The season of pruning grows near; soon, our pear trees, Black-eyed Susans’, and perennials will need trimming. I breathe out a heavy sigh as my Sweet Man lops off branches and trims our once-abundant blooms wrenching my heart with the sound of his pruning shears.

When my heart and soul need pruning, it is painful. I do not like it.

 Freedom and growth follow pruning.

Freedom follows pruning. Lopping off useless things in my heart, idols, distractions, and self-centeredness makes room for freedom.

Selfish desires and idols are cut away.

Though the pain of the pruning runs deep, I’m not soon to forget what I learned, nor the peace gained in my soul.

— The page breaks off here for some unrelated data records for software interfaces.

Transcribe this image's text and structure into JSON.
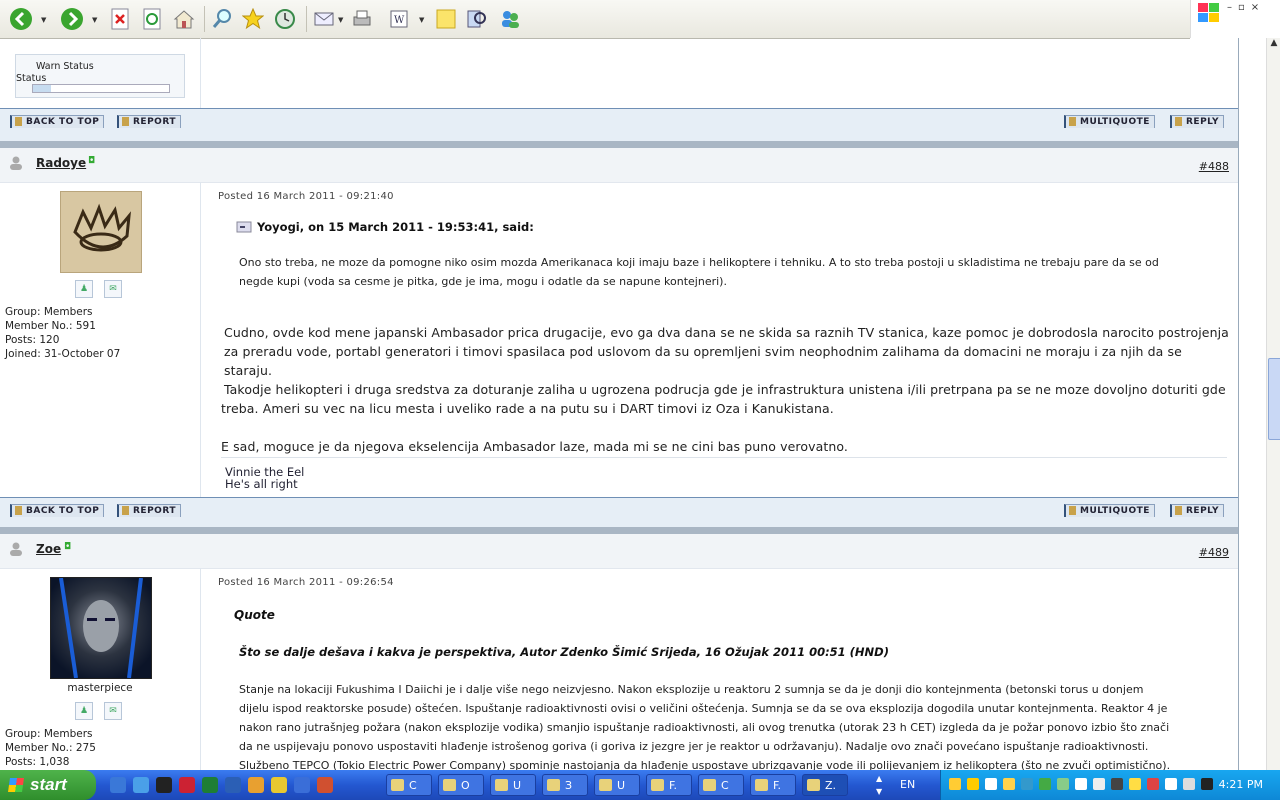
{
  "toolbar": {
    "buttons": [
      "back-icon",
      "forward-icon",
      "stop-icon",
      "refresh-icon",
      "home-icon",
      "search-icon",
      "favorites-icon",
      "history-icon",
      "mail-icon",
      "print-icon",
      "edit-icon",
      "notes-icon",
      "research-icon",
      "messenger-icon"
    ]
  },
  "prev_post": {
    "warn_label": "Warn Status",
    "status_label": "Status"
  },
  "bars": {
    "back_to_top": "BACK TO TOP",
    "report": "REPORT",
    "multiquote": "MULTIQUOTE",
    "reply": "REPLY"
  },
  "posts": [
    {
      "username": "Radoye",
      "number": "#488",
      "posted": "Posted 16 March 2011 - 09:21:40",
      "group_label": "Group:",
      "group": "Members",
      "member_no_label": "Member No.:",
      "member_no": "591",
      "posts_label": "Posts:",
      "posts": "120",
      "joined_label": "Joined:",
      "joined": "31-October 07",
      "quote_header": "Yoyogi, on 15 March 2011 - 19:53:41, said:",
      "quote_lines": [
        "Ono sto treba, ne moze da pomogne niko osim mozda Amerikanaca koji imaju baze i helikoptere i tehniku. A to sto treba postoji u skladistima ne trebaju pare da se od",
        "negde kupi (voda sa cesme je pitka, gde je ima, mogu i odatle da se napune kontejneri)."
      ],
      "body_lines": [
        "Cudno, ovde kod mene japanski Ambasador prica drugacije, evo ga dva dana se ne skida sa raznih TV stanica, kaze pomoc je dobrodosla narocito postrojenja",
        "za preradu vode, portabl generatori i timovi spasilaca pod uslovom da su opremljeni svim neophodnim zalihama da domacini ne moraju i za njih da se staraju.",
        "Takodje helikopteri i druga sredstva za doturanje zaliha u ugrozena podrucja gde je infrastruktura unistena i/ili pretrpana pa se ne moze dovoljno doturiti gde",
        "treba. Ameri su vec na licu mesta i uveliko rade a na putu su i DART timovi iz Oza i Kanukistana."
      ],
      "body_last": "E sad, moguce je da njegova ekselencija Ambasador laze, mada mi se ne cini bas puno verovatno.",
      "signature": [
        "Vinnie the Eel",
        "He's all right"
      ]
    },
    {
      "username": "Zoe",
      "number": "#489",
      "posted": "Posted 16 March 2011 - 09:26:54",
      "title": "masterpiece",
      "group_label": "Group:",
      "group": "Members",
      "member_no_label": "Member No.:",
      "member_no": "275",
      "posts_label": "Posts:",
      "posts": "1,038",
      "quote_label": "Quote",
      "quote_title": "Što se dalje dešava i kakva je perspektiva, Autor Zdenko Šimić Srijeda, 16 Ožujak 2011 00:51 (HND)",
      "quote_lines": [
        "Stanje na lokaciji Fukushima I Daiichi je i dalje više nego neizvjesno. Nakon eksplozije u reaktoru 2 sumnja se da je donji dio kontejnmenta (betonski torus u donjem",
        "dijelu ispod reaktorske posude) oštećen. Ispuštanje radioaktivnosti ovisi o veličini oštećenja. Sumnja se da se ova eksplozija dogodila unutar kontejnmenta. Reaktor 4 je",
        "nakon rano jutrašnjeg požara (nakon eksplozije vodika) smanjio ispuštanje radioaktivnosti, ali ovog trenutka (utorak 23 h CET) izgleda da je požar ponovo izbio što znači",
        "da ne uspijevaju ponovo uspostaviti hlađenje istrošenog goriva (i goriva iz jezgre jer je reaktor u održavanju). Nadalje ovo znači povećano ispuštanje radioaktivnosti.",
        "Službeno TEPCO (Tokio Electric Power Company) spominje nastojanja da hlađenje uspostave ubrizgavanje vode ili polijevanjem iz helikoptera (što ne zvuči optimistično)."
      ]
    }
  ],
  "taskbar": {
    "start": "start",
    "tasks": [
      "C",
      "O",
      "U",
      "З",
      "U",
      "F.",
      "C",
      "F.",
      "Z."
    ],
    "lang": "EN",
    "clock": "4:21 PM"
  }
}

Dearest One, here is the most important thing we must know, next season’s fruit will be more vibrant, brighter, and abundant after pruning.

A season of dormancy and rest will cultivate the soil of your heart. 

A season of dormancy and rest is hard. It goes against today’s culture of busyness, doing, striving, and being all the things. Dormancy and rest require trust and faith in Almighty God. The truth is, we can never be all the things, only God can and is. To presume so is arrogant and self-inflated. It is self-sufficiency and control at its finest.

“For six years you shall sow your field, and for six years you shall prune your vineyard and gather in its fruits, but in the seventh year there shall be a Sabbath of solemn rest for the land, a Sabbath to the Lord. You shall not sow your field or prune your vineyard.” Leviticus 25:3-4 (ESV) 

Contextually Leviticus contains the commandments that God gave Moses for the people of Israel on Mount Sinai. In addition to being commandments for the Israelites, I believe there’s a message for us.

There is a time to rest, a time to refill and nurture the things of God in your soul. Resting and refilling come through a daily time of listening, prayer, the Word, and building a deeper intimacy with God.

It is learning to be and be with God. Nothing. Else.

Spiritual growth does not happen on its own. Spiritual Growth requires investment, consistency, and intentionality.

Dearest One, can you relate to any of these? If so, would you share them with me in the comments below, or send a private email to

I am here to encourage you, equip you, and guide you as you redefine your wilderness.

Your Wilderness Guide,

PS: Catch my in-depth teaching: What We Have In Common With the Disciples from Mark 8!!

If you have been following my Instagram Stories, by now, you’ve heard about the H.E.A.R. Method and H.E.A.R. Journal. I would love to have you join me on this journey. The H.E.A.R. Method of studying the Bible has taken me more in-depth than ever before! If you would like to learn more email me at 

PS: My first book, Mornings In The Word, is available now. Order your copy today.

“There is no space to live well or love well, much less pursue the God who created us to be in fellowship with Him. We close the gap between what we need and what we want with more. Our spinning lives and broken hearts are empty while appearing full. We paste a smile on our face and tell anyone who asks we are okay while inside we are shattering a million different ways.” -Mornings In The Word